HOW TO COMPLETE THIS TASK: Print out the records precisely, keeping each line identical to its source.

[Element data from apps and pages]
=======

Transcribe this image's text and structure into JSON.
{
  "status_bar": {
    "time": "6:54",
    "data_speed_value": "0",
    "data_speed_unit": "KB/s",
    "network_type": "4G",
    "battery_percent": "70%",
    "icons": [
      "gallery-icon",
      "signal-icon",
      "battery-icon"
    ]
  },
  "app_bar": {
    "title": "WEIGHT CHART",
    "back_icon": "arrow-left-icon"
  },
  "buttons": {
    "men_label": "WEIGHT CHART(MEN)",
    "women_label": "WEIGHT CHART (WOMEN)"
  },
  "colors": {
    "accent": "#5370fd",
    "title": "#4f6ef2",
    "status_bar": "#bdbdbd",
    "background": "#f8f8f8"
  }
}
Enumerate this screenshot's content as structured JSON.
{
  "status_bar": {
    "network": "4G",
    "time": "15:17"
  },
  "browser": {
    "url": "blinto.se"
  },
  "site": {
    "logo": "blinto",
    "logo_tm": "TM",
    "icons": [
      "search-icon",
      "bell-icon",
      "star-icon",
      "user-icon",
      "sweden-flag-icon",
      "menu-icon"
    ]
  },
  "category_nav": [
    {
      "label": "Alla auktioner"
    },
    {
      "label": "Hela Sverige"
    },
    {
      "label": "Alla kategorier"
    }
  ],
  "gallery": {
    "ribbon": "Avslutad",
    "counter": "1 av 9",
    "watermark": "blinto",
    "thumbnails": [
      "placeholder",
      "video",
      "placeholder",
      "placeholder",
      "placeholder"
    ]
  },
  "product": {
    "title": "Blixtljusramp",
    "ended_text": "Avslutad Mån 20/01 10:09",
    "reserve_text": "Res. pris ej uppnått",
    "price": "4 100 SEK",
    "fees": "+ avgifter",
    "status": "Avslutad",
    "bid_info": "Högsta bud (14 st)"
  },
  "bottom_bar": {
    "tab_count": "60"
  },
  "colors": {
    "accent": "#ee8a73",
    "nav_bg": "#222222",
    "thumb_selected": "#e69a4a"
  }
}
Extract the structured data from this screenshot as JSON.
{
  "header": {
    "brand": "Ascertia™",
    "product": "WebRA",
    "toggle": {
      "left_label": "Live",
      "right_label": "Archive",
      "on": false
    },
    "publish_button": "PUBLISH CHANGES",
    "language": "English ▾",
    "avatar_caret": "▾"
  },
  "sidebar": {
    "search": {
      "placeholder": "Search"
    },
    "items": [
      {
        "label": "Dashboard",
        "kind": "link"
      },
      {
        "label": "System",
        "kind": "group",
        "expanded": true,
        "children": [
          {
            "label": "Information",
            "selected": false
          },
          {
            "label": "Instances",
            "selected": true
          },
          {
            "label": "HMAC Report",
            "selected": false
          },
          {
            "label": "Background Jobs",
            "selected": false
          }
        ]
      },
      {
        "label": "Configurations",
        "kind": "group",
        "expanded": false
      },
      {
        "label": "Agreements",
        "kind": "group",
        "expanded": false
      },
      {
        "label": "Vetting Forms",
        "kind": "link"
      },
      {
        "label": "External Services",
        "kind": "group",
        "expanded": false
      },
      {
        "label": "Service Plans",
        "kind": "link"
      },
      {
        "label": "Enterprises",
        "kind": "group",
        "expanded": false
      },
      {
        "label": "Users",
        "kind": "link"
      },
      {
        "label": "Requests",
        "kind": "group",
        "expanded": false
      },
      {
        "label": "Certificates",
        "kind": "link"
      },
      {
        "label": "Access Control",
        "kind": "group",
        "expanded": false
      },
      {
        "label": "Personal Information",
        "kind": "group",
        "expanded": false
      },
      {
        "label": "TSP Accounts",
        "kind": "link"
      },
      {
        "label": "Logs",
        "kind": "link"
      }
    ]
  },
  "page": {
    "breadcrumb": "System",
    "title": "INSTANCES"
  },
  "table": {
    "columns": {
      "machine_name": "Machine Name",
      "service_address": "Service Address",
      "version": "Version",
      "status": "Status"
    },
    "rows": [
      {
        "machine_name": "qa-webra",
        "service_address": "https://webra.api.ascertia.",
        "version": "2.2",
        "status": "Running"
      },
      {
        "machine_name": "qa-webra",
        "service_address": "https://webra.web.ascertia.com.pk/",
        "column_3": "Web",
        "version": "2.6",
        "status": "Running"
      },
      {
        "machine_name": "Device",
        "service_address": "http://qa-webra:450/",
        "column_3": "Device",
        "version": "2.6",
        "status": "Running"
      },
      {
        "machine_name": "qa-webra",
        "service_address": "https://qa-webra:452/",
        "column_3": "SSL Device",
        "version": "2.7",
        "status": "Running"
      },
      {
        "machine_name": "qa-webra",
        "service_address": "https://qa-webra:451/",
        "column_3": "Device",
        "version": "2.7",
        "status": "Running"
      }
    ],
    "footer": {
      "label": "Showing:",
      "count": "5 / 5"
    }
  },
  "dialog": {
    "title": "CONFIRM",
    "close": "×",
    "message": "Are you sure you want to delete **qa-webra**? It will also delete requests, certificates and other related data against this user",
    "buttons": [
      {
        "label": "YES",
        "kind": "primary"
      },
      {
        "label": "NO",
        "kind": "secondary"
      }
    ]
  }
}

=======

ANSWER TO THIS EXERCISE:
Transcribe this image's text and structure into JSON.
{
  "status_bar": {
    "time": "6:54",
    "data_speed_value": "0",
    "data_speed_unit": "KB/s",
    "network_type": "4G",
    "battery_percent": "70%",
    "icons": [
      "gallery-icon",
      "signal-icon",
      "battery-icon"
    ]
  },
  "app_bar": {
    "title": "WEIGHT CHART",
    "back_icon": "arrow-left-icon"
  },
  "buttons": {
    "men_label": "WEIGHT CHART(MEN)",
    "women_label": "WEIGHT CHART (WOMEN)"
  },
  "colors": {
    "accent": "#5370fd",
    "title": "#4f6ef2",
    "status_bar": "#bdbdbd",
    "background": "#f8f8f8"
  }
}
Enumerate this screenshot's content as structured JSON.
{
  "status_bar": {
    "network": "4G",
    "time": "15:17"
  },
  "browser": {
    "url": "blinto.se"
  },
  "site": {
    "logo": "blinto",
    "logo_tm": "TM",
    "icons": [
      "search-icon",
      "bell-icon",
      "star-icon",
      "user-icon",
      "sweden-flag-icon",
      "menu-icon"
    ]
  },
  "category_nav": [
    {
      "label": "Alla auktioner"
    },
    {
      "label": "Hela Sverige"
    },
    {
      "label": "Alla kategorier"
    }
  ],
  "gallery": {
    "ribbon": "Avslutad",
    "counter": "1 av 9",
    "watermark": "blinto",
    "thumbnails": [
      "placeholder",
      "video",
      "placeholder",
      "placeholder",
      "placeholder"
    ]
  },
  "product": {
    "title": "Blixtljusramp",
    "ended_text": "Avslutad Mån 20/01 10:09",
    "reserve_text": "Res. pris ej uppnått",
    "price": "4 100 SEK",
    "fees": "+ avgifter",
    "status": "Avslutad",
    "bid_info": "Högsta bud (14 st)"
  },
  "bottom_bar": {
    "tab_count": "60"
  },
  "colors": {
    "accent": "#ee8a73",
    "nav_bg": "#222222",
    "thumb_selected": "#e69a4a"
  }
}
Extract the structured data from this screenshot as JSON.
{
  "header": {
    "brand": "Ascertia™",
    "product": "WebRA",
    "toggle": {
      "left_label": "Live",
      "right_label": "Archive",
      "on": false
    },
    "publish_button": "PUBLISH CHANGES",
    "language": "English ▾",
    "avatar_caret": "▾"
  },
  "sidebar": {
    "search": {
      "placeholder": "Search"
    },
    "items": [
      {
        "label": "Dashboard",
        "kind": "link"
      },
      {
        "label": "System",
        "kind": "group",
        "expanded": true,
        "children": [
          {
            "label": "Information",
            "selected": false
          },
          {
            "label": "Instances",
            "selected": true
          },
          {
            "label": "HMAC Report",
            "selected": false
          },
          {
            "label": "Background Jobs",
            "selected": false
          }
        ]
      },
      {
        "label": "Configurations",
        "kind": "group",
        "expanded": false
      },
      {
        "label": "Agreements",
        "kind": "group",
        "expanded": false
      },
      {
        "label": "Vetting Forms",
        "kind": "link"
      },
      {
        "label": "External Services",
        "kind": "group",
        "expanded": false
      },
      {
        "label": "Service Plans",
        "kind": "link"
      },
      {
        "label": "Enterprises",
        "kind": "group",
        "expanded": false
      },
      {
        "label": "Users",
        "kind": "link"
      },
      {
        "label": "Requests",
        "kind": "group",
        "expanded": false
      },
      {
        "label": "Certificates",
        "kind": "link"
      },
      {
        "label": "Access Control",
        "kind": "group",
        "expanded": false
      },
      {
        "label": "Personal Information",
        "kind": "group",
        "expanded": false
      },
      {
        "label": "TSP Accounts",
        "kind": "link"
      },
      {
        "label": "Logs",
        "kind": "link"
      }
    ]
  },
  "page": {
    "breadcrumb": "System",
    "title": "INSTANCES"
  },
  "table": {
    "columns": {
      "machine_name": "Machine Name",
      "service_address": "Service Address",
      "version": "Version",
      "status": "Status"
    },
    "rows": [
      {
        "machine_name": "qa-webra",
        "service_address": "https://webra.api.ascertia.",
        "version": "2.2",
        "status": "Running"
      },
      {
        "machine_name": "qa-webra",
        "service_address": "https://webra.web.ascertia.com.pk/",
        "column_3": "Web",
        "version": "2.6",
        "status": "Running"
      },
      {
        "machine_name": "Device",
        "service_address": "http://qa-webra:450/",
        "column_3": "Device",
        "version": "2.6",
        "status": "Running"
      },
      {
        "machine_name": "qa-webra",
        "service_address": "https://qa-webra:452/",
        "column_3": "SSL Device",
        "version": "2.7",
        "status": "Running"
      },
      {
        "machine_name": "qa-webra",
        "service_address": "https://qa-webra:451/",
        "column_3": "Device",
        "version": "2.7",
        "status": "Running"
      }
    ],
    "footer": {
      "label": "Showing:",
      "count": "5 / 5"
    }
  },
  "dialog": {
    "title": "CONFIRM",
    "close": "×",
    "message": "Are you sure you want to delete **qa-webra**? It will also delete requests, certificates and other related data against this user",
    "buttons": [
      {
        "label": "YES",
        "kind": "primary"
      },
      {
        "label": "NO",
        "kind": "secondary"
      }
    ]
  }
}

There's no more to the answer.